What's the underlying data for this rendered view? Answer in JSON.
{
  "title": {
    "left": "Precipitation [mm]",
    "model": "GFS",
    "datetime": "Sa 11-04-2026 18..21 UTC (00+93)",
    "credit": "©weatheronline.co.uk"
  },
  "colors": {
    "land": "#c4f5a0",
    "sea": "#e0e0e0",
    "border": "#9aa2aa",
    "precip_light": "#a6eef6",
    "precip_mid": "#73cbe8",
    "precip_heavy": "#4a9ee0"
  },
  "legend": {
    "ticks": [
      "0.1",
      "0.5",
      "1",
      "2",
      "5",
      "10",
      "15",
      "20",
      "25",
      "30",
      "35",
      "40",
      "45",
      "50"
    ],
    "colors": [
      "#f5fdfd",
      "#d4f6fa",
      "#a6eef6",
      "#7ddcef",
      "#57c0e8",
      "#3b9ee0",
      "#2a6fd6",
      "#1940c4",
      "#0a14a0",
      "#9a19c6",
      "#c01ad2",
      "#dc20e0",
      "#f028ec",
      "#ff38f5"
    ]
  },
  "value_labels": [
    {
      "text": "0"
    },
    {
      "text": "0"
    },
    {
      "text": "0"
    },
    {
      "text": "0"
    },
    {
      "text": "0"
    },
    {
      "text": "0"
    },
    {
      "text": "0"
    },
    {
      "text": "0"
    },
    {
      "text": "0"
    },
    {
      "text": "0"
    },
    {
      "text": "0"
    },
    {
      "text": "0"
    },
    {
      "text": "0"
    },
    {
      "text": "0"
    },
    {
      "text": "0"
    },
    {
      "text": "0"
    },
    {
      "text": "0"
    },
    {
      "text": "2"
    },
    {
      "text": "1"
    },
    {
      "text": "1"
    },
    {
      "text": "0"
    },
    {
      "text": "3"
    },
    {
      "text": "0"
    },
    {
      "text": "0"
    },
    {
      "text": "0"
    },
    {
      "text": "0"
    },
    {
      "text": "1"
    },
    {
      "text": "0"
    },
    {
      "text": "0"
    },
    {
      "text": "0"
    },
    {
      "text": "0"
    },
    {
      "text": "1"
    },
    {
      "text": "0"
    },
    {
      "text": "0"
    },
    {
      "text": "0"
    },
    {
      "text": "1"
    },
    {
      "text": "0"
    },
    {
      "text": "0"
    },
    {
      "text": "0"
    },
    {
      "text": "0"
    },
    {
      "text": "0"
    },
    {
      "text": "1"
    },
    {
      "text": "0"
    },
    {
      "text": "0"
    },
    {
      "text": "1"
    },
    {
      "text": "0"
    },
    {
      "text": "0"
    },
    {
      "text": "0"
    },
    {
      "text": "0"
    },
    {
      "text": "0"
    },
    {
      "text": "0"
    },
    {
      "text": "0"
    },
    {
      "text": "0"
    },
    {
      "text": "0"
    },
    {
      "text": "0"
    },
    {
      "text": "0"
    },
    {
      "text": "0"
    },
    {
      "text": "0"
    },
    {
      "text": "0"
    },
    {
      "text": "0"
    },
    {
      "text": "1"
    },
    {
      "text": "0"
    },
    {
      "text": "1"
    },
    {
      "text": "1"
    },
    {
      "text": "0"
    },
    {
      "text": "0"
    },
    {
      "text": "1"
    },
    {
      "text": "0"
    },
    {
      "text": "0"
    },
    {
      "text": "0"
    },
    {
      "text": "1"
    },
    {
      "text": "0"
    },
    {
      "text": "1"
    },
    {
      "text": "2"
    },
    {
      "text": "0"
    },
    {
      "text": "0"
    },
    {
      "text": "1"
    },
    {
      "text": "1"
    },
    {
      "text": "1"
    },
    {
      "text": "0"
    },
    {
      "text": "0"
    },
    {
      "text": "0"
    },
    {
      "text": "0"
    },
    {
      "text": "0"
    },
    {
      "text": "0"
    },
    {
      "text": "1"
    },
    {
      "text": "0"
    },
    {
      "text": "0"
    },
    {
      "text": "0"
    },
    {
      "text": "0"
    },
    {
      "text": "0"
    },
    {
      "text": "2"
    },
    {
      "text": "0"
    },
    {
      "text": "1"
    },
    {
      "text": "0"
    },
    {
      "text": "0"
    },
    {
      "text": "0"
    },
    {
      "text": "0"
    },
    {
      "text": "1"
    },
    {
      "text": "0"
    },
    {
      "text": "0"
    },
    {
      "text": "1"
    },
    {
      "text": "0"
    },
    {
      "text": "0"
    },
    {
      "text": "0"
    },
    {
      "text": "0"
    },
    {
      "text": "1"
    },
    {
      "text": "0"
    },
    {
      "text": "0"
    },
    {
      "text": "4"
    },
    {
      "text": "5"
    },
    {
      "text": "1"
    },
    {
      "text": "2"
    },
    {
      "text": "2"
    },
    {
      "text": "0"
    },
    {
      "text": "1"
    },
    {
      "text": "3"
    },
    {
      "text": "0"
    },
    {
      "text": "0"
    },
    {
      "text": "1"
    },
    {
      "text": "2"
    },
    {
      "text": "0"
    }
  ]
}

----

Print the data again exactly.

What's the underlying data for this rendered view? Answer in JSON.
{
  "title": {
    "left": "Precipitation [mm]",
    "model": "GFS",
    "datetime": "Sa 11-04-2026 18..21 UTC (00+93)",
    "credit": "©weatheronline.co.uk"
  },
  "colors": {
    "land": "#c4f5a0",
    "sea": "#e0e0e0",
    "border": "#9aa2aa",
    "precip_light": "#a6eef6",
    "precip_mid": "#73cbe8",
    "precip_heavy": "#4a9ee0"
  },
  "legend": {
    "ticks": [
      "0.1",
      "0.5",
      "1",
      "2",
      "5",
      "10",
      "15",
      "20",
      "25",
      "30",
      "35",
      "40",
      "45",
      "50"
    ],
    "colors": [
      "#f5fdfd",
      "#d4f6fa",
      "#a6eef6",
      "#7ddcef",
      "#57c0e8",
      "#3b9ee0",
      "#2a6fd6",
      "#1940c4",
      "#0a14a0",
      "#9a19c6",
      "#c01ad2",
      "#dc20e0",
      "#f028ec",
      "#ff38f5"
    ]
  },
  "value_labels": [
    {
      "text": "0"
    },
    {
      "text": "0"
    },
    {
      "text": "0"
    },
    {
      "text": "0"
    },
    {
      "text": "0"
    },
    {
      "text": "0"
    },
    {
      "text": "0"
    },
    {
      "text": "0"
    },
    {
      "text": "0"
    },
    {
      "text": "0"
    },
    {
      "text": "0"
    },
    {
      "text": "0"
    },
    {
      "text": "0"
    },
    {
      "text": "0"
    },
    {
      "text": "0"
    },
    {
      "text": "0"
    },
    {
      "text": "0"
    },
    {
      "text": "2"
    },
    {
      "text": "1"
    },
    {
      "text": "1"
    },
    {
      "text": "0"
    },
    {
      "text": "3"
    },
    {
      "text": "0"
    },
    {
      "text": "0"
    },
    {
      "text": "0"
    },
    {
      "text": "0"
    },
    {
      "text": "1"
    },
    {
      "text": "0"
    },
    {
      "text": "0"
    },
    {
      "text": "0"
    },
    {
      "text": "0"
    },
    {
      "text": "1"
    },
    {
      "text": "0"
    },
    {
      "text": "0"
    },
    {
      "text": "0"
    },
    {
      "text": "1"
    },
    {
      "text": "0"
    },
    {
      "text": "0"
    },
    {
      "text": "0"
    },
    {
      "text": "0"
    },
    {
      "text": "0"
    },
    {
      "text": "1"
    },
    {
      "text": "0"
    },
    {
      "text": "0"
    },
    {
      "text": "1"
    },
    {
      "text": "0"
    },
    {
      "text": "0"
    },
    {
      "text": "0"
    },
    {
      "text": "0"
    },
    {
      "text": "0"
    },
    {
      "text": "0"
    },
    {
      "text": "0"
    },
    {
      "text": "0"
    },
    {
      "text": "0"
    },
    {
      "text": "0"
    },
    {
      "text": "0"
    },
    {
      "text": "0"
    },
    {
      "text": "0"
    },
    {
      "text": "0"
    },
    {
      "text": "0"
    },
    {
      "text": "1"
    },
    {
      "text": "0"
    },
    {
      "text": "1"
    },
    {
      "text": "1"
    },
    {
      "text": "0"
    },
    {
      "text": "0"
    },
    {
      "text": "1"
    },
    {
      "text": "0"
    },
    {
      "text": "0"
    },
    {
      "text": "0"
    },
    {
      "text": "1"
    },
    {
      "text": "0"
    },
    {
      "text": "1"
    },
    {
      "text": "2"
    },
    {
      "text": "0"
    },
    {
      "text": "0"
    },
    {
      "text": "1"
    },
    {
      "text": "1"
    },
    {
      "text": "1"
    },
    {
      "text": "0"
    },
    {
      "text": "0"
    },
    {
      "text": "0"
    },
    {
      "text": "0"
    },
    {
      "text": "0"
    },
    {
      "text": "0"
    },
    {
      "text": "1"
    },
    {
      "text": "0"
    },
    {
      "text": "0"
    },
    {
      "text": "0"
    },
    {
      "text": "0"
    },
    {
      "text": "0"
    },
    {
      "text": "2"
    },
    {
      "text": "0"
    },
    {
      "text": "1"
    },
    {
      "text": "0"
    },
    {
      "text": "0"
    },
    {
      "text": "0"
    },
    {
      "text": "0"
    },
    {
      "text": "1"
    },
    {
      "text": "0"
    },
    {
      "text": "0"
    },
    {
      "text": "1"
    },
    {
      "text": "0"
    },
    {
      "text": "0"
    },
    {
      "text": "0"
    },
    {
      "text": "0"
    },
    {
      "text": "1"
    },
    {
      "text": "0"
    },
    {
      "text": "0"
    },
    {
      "text": "4"
    },
    {
      "text": "5"
    },
    {
      "text": "1"
    },
    {
      "text": "2"
    },
    {
      "text": "2"
    },
    {
      "text": "0"
    },
    {
      "text": "1"
    },
    {
      "text": "3"
    },
    {
      "text": "0"
    },
    {
      "text": "0"
    },
    {
      "text": "1"
    },
    {
      "text": "2"
    },
    {
      "text": "0"
    }
  ]
}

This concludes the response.